Reaction is a series of paintings and collages (120 in total) based on pages from a fashion magazine. These magazine pages, on which my art is so to speak overlaid, were not selected or ‘curated’. Rather, they all come from one and the same volume which I picked randomly and engaged with at a fixed rate of one page per day from the first to the last. This ritualized practice was conceived as a form of exercise or training. I was made to rapidly respond to any kind of visual or textual form and appropriate it, each new page coming as a surprise. I saw myself as a karate fighter confronted with an adversary, who must react to any assault with a more powerful counter-attack of his own. The element I wanted to explore was not the blow in itself, but the counter-attack specifically. In other words, how my artistic personality reacts to the most eye-catching images of the everyday. It always struck me that creation is an anagram of reaction. Therefore reacting, perhaps, may be regarded as a creative form in itself.
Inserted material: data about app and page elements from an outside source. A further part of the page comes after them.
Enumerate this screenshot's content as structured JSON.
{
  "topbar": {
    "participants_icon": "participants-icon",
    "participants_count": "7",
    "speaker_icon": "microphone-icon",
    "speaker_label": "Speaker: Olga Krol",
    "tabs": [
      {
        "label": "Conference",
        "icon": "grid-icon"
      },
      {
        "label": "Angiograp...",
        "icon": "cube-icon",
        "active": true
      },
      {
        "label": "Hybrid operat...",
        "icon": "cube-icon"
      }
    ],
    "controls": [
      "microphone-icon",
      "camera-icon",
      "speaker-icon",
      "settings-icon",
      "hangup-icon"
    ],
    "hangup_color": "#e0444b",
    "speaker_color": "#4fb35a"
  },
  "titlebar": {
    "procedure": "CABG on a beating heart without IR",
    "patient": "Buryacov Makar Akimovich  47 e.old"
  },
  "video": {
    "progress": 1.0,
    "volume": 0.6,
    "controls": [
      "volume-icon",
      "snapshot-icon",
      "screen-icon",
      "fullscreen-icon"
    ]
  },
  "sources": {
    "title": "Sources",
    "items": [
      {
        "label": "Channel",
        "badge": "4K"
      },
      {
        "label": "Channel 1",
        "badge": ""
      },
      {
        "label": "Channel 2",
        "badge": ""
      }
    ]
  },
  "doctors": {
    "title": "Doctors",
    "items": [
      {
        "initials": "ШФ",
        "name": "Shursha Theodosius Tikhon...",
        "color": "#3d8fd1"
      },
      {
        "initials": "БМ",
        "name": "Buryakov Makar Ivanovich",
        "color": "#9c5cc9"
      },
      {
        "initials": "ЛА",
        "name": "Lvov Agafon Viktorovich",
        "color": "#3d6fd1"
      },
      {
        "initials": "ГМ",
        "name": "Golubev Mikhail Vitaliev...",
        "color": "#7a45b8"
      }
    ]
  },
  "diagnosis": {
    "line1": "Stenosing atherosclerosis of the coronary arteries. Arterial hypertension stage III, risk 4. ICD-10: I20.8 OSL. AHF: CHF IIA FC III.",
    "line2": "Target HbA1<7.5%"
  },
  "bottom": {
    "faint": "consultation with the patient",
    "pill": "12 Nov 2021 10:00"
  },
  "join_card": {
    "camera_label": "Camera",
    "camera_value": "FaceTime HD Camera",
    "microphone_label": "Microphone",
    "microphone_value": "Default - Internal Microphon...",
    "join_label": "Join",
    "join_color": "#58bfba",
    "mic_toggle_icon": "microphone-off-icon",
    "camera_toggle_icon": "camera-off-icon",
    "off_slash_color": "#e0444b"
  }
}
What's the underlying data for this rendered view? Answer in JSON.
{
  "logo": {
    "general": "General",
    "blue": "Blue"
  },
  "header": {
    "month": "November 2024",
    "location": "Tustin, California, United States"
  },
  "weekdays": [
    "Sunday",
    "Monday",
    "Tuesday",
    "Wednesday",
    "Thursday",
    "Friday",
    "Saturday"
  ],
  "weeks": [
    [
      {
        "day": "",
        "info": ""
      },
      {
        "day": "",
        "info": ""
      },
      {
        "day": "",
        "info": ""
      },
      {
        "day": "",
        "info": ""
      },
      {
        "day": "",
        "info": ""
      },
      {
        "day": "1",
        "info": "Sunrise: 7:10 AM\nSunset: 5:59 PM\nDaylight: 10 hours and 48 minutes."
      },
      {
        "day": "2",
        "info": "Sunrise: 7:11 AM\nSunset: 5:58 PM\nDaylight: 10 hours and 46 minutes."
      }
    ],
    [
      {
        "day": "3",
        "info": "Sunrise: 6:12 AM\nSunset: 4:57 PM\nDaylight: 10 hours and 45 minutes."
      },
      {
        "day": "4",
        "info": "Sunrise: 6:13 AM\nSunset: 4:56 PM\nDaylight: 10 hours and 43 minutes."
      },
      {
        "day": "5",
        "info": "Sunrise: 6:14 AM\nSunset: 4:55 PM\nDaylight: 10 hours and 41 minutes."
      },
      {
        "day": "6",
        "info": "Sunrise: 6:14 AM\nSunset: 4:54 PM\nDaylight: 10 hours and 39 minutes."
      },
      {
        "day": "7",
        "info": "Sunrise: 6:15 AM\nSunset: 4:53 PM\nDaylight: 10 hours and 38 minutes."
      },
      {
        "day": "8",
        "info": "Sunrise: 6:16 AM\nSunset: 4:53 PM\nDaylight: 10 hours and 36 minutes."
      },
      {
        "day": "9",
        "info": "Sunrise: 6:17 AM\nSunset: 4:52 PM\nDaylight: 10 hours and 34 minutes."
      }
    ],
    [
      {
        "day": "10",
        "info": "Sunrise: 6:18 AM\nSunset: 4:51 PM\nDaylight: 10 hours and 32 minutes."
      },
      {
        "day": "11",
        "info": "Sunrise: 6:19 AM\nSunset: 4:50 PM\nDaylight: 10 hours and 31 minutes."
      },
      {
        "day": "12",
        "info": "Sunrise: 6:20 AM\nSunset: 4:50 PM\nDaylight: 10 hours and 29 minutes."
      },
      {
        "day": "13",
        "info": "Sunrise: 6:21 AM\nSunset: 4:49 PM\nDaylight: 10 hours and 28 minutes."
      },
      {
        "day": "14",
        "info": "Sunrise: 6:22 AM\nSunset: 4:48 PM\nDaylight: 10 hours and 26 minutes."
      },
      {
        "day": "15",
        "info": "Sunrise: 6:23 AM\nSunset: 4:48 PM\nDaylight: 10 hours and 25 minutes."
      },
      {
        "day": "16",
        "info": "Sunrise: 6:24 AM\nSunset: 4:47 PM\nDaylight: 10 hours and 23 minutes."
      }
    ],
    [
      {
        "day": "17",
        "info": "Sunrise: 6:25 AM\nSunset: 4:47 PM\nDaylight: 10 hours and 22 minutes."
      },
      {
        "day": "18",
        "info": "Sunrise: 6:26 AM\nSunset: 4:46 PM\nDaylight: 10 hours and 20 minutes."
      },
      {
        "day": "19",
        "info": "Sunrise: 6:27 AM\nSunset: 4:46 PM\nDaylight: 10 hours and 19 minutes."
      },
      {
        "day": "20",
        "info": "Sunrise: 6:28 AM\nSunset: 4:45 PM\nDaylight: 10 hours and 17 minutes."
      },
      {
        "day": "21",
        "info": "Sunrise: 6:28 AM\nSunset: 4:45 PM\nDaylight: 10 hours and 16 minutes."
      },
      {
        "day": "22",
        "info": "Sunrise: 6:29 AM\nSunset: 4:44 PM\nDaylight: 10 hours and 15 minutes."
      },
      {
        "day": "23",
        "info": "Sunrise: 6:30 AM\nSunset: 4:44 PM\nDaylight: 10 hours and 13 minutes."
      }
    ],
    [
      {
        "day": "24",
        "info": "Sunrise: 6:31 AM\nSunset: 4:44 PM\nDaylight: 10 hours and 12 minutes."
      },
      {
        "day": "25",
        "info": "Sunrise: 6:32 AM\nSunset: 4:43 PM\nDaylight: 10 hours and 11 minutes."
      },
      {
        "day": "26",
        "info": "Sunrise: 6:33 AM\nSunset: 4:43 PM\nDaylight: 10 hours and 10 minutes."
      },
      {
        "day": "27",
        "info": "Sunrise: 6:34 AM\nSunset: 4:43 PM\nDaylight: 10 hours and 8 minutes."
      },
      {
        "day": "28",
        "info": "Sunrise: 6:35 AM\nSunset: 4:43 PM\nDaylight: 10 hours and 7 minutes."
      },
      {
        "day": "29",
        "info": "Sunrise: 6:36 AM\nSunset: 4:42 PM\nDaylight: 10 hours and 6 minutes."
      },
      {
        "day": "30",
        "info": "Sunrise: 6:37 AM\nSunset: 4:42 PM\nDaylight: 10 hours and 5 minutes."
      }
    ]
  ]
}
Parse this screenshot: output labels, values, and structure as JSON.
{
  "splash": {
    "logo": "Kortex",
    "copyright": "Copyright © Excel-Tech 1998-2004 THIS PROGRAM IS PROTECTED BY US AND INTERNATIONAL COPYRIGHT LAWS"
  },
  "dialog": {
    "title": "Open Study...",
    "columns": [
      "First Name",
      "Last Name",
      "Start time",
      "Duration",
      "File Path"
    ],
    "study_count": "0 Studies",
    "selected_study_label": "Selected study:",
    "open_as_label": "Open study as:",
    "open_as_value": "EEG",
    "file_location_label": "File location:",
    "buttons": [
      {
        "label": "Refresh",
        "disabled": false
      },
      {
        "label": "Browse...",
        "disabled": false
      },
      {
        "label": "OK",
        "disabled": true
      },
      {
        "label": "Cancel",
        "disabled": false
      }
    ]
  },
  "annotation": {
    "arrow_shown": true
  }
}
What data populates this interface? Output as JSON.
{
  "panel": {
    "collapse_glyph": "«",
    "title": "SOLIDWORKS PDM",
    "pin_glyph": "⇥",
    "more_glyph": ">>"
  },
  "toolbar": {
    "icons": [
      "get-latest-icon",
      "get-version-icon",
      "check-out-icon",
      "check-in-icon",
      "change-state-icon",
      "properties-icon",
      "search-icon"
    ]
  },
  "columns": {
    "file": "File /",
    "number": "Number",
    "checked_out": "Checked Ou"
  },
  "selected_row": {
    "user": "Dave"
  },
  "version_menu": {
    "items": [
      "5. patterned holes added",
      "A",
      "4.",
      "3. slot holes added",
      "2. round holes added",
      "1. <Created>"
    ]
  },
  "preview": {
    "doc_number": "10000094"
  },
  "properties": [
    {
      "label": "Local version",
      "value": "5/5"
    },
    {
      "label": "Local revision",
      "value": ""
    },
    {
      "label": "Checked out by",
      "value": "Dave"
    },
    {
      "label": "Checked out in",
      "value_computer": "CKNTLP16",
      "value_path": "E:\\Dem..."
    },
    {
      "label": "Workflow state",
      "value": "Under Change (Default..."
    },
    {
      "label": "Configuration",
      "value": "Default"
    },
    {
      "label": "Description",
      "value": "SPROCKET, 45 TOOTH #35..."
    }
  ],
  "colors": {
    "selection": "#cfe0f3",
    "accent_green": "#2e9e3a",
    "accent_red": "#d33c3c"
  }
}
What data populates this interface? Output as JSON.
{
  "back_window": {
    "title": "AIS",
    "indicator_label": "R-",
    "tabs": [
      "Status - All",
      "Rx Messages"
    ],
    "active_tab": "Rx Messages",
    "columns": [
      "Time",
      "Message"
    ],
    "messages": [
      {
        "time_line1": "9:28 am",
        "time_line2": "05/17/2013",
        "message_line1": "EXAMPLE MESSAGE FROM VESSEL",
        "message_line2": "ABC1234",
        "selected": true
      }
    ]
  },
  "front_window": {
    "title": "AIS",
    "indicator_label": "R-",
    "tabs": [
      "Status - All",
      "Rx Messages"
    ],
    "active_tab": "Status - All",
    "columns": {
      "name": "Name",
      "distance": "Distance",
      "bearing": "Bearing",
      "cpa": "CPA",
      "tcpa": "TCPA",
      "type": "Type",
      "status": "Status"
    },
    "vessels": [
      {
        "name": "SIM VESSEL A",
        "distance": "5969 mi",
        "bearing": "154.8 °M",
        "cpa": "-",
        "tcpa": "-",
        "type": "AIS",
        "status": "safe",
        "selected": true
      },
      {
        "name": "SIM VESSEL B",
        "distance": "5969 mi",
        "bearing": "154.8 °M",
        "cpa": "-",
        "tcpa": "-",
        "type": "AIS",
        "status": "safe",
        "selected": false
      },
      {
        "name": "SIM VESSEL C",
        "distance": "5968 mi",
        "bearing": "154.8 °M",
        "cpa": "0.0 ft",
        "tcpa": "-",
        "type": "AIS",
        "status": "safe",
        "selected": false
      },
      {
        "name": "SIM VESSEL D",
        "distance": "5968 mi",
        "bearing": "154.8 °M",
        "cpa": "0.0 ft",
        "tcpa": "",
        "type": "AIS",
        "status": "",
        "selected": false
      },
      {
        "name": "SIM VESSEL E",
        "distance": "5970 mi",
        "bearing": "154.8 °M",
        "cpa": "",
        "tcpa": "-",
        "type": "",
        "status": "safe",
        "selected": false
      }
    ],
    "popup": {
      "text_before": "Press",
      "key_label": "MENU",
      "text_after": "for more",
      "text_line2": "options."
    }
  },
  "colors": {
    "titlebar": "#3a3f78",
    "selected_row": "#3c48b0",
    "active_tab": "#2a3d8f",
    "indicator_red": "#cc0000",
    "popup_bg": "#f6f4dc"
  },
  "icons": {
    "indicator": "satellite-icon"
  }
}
My “reactions” to these pages is not an attempt to sublimate them, but rather to disquiet them. These images that, couched in shiny glazed paper and often retouched, epitomize aesthetic perfection. My interventions on them attacks this veneer by touching it, scraping it, and covering it with a thin crust — a crust which is my art. The supermodels receive a new layer of make-up on. Moreover, my approach is concerned with the question of how much time is spent looking at this kind of images. For most people flicking through a fashion magazine, the eyes will often linger less than a second on each page. By transforming these pages into my art, I hope to multiply this attention span by three, ten, even a hundred. The paradox behind this act is that I increase the visual longevity of these page as I obfuscate or altogether remove much of the information they carry.